shows a majority of Americans believe creationism has a place in public schools along with Darwin’s theory of evolution — at least that’s how The New York Times, the Associated Press and other national media interpreted the data.
PFAW, on the other hand, ignored the findings of its own commissioned poll, opting to contend in a news release that, among other things, the public doesn’t see a contradiction between God and Darwin.
PFAW, on its Internet site, describes itself as “a watchdog of the Religious Right.”
The nationwide poll of 1,500 people was conducted for PFAW by DYG Inc., a Connecticut-based polling and research firm.
The poll showed that 79 percent of Americans believe creationism has a place in public school curriculum, while 83 percent generally support the teaching of evolution in public schools.
Almost half of those polled agreed that the theory of evolution “is far from being proven scientifically,” while 68 percent said it was possible to believe in evolution while also believing that God created humans and guided their development.
“You can read the poll as half-empty or half-full,” Daniel Yankelovich, chairman of DYG, told The New York Times. He said the poll results indicate that there is a place for both theories in a “pluralistic society and public.”
However, PFAW used the same polling data to claim that most people believe evolution to be divinely inspired. “To put it simply, this poll shows that most Americans believe that God created evolution,” argued Ralph G. Neas, president of PFAW.
“The poll should also be a warning to public officials and schools,” Neas said. “If they cave in to pressure to eliminate evolution or to force creationism into the science classroom, they will be acting against the views and wishes of most Americans.”
Not so, said one leading Southern Baptist creationist. “Three cheers to The New York Times for interpreting the results of the survey in basically an unbiased fashion,” said Hal N. Ostrander, associate dean and associate professor of Christian theology at Southern Baptist Theological Seminary’s James P. Boyce College of the Bible.
“Hats off as well to the 1,500 people making up the representative sample of Americans polled,” Ostrander continued. “What Joe and Jane Citizen know to be true intuitively, the media cultural elite attempts to suppress — that there are at least two sides to every issue and both sides have the right to be heard.

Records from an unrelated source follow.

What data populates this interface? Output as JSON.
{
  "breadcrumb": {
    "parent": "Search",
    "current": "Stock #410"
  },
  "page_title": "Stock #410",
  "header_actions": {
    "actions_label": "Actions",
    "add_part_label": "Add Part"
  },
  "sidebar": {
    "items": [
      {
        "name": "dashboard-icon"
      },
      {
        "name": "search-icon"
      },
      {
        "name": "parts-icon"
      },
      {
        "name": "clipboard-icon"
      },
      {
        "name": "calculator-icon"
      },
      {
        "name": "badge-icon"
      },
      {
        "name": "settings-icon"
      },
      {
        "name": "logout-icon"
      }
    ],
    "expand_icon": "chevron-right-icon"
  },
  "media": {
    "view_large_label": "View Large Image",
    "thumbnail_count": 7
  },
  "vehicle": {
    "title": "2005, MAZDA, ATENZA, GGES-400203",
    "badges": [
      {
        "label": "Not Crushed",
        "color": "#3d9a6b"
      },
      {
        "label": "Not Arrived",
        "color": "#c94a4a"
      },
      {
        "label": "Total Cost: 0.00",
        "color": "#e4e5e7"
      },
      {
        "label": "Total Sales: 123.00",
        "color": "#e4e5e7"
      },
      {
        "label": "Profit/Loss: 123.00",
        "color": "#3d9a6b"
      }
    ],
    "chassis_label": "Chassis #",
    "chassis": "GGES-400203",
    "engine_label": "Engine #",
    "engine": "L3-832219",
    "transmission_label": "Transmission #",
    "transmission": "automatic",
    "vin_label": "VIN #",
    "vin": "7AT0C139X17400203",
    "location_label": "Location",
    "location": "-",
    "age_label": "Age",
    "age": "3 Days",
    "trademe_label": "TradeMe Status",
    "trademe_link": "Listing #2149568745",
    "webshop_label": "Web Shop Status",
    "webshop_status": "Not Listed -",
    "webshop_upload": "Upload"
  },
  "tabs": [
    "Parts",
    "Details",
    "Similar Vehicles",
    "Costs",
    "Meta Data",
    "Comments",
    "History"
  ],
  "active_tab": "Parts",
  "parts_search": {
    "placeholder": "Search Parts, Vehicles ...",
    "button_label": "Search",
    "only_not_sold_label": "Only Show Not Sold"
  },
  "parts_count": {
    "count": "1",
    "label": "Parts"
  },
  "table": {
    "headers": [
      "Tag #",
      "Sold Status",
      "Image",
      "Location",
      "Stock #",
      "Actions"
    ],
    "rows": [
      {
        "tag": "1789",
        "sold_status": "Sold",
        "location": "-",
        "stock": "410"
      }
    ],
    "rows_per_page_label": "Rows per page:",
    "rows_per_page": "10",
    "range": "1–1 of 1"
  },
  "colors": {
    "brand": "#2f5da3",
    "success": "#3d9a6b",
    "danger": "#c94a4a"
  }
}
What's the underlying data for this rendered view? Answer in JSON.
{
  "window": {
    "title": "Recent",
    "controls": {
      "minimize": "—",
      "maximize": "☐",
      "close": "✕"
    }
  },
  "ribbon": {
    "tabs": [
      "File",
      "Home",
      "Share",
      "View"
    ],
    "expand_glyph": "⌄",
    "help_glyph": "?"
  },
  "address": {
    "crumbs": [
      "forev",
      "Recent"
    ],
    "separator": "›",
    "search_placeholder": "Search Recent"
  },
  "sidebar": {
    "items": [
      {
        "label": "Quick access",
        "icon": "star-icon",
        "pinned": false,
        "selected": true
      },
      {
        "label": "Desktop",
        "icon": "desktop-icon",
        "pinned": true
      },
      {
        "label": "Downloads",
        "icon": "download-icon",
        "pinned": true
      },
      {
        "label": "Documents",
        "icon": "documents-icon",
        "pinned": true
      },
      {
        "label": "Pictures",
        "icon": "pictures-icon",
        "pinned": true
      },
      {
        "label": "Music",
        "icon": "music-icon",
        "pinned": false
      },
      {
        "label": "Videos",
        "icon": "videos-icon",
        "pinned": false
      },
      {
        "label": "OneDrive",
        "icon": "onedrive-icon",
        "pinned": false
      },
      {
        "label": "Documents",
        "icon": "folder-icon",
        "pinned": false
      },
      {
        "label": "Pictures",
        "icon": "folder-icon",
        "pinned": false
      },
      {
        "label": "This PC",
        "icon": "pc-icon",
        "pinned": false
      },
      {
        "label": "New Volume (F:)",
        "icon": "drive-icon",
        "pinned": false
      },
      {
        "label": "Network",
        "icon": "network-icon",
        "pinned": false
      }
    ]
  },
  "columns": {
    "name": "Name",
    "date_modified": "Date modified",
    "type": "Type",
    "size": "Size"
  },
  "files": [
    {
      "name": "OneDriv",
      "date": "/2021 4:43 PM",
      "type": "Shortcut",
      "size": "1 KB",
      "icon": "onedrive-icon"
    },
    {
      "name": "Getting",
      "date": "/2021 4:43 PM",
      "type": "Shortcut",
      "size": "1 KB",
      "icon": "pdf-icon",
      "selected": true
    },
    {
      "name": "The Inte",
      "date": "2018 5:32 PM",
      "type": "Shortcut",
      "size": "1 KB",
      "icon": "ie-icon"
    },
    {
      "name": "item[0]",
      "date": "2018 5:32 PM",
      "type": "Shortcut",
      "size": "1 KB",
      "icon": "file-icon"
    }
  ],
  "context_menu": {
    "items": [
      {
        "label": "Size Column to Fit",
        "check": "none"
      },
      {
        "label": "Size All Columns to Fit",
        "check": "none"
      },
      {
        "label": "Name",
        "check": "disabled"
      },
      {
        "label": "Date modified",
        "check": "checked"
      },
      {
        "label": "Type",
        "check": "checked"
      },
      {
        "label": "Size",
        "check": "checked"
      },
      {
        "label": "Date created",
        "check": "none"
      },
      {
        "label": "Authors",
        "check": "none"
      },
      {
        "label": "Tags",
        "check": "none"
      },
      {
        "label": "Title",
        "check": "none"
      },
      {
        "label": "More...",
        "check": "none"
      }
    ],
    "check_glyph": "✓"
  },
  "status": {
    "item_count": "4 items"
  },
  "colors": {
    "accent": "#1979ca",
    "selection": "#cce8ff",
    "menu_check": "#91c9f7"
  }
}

“For The New York Times to interpret this surprising survey data in a way that shows how dissatisfied everyday people are with the evolutionary propaganda constantly thrown at them is a sizeable victory for the creationist worldview,” Ostrander said.
“It’s as if the people themselves have finally gotten their say as opposed to the usual propagation of the status quo, a situation wherein advocates of the Darwinist worldview believe they have the right and privilege to control the scientific content of educational systems per se.”
While the poll indicated a large number of people hold to a theistic evolutionary stance on matters of human origins, Ostrander observed that, “Such a stance contributes nothing to the actual truth of things. Why? Because if the empirical evidence doesn’t fit with atheistic evolutionary theory, then it doesn’t fit just because God is invoked as the guiding principle lying back of evolution.
“It’s the hard-core data that determines factuality, and if the data lends substantial weight to the fact that evolution didn’t take place, then laying claim to divine assistance somehow making it happen is equally contrary to the facts,” Ostrander said.
“Hence, theistic evolution is every bit as illogical as atheistic evolution with respect to the interpretation of accumulated data,” he said.
“At the public education level, both evolutionary theory and creation views need to be taught side by side,” Ostrander said. “Because — logically as opposed to legally — students in the classroom will be able to grasp and appreciate how much better the creationist worldview fits the facts of nature when compared and contrasted to evolutionary theory’s many empirical weaknesses.
“Unfortunately, students may have to discern these weaknesses for themselves or learn about them elsewhere if biology teachers and others fail or refuse to discuss these matters openly,” Ostrander said, adding, “… if those biology teachers adhering to creationist viewpoints should suppress the teaching of evolutionary theory for fear of influencing students toward Darwinism rather than away from it, they become just as guilty of hidden agendas as the evolutionary oligarchy now so firmly in place at various educational levels.”
Ostrander noted that he believes “creationist educators are much more willing to ‘teach the controversy’ than evolutionists are, for reasons having to do, at bottom, with creationists ultimately having greater confidence in the truth of their position.”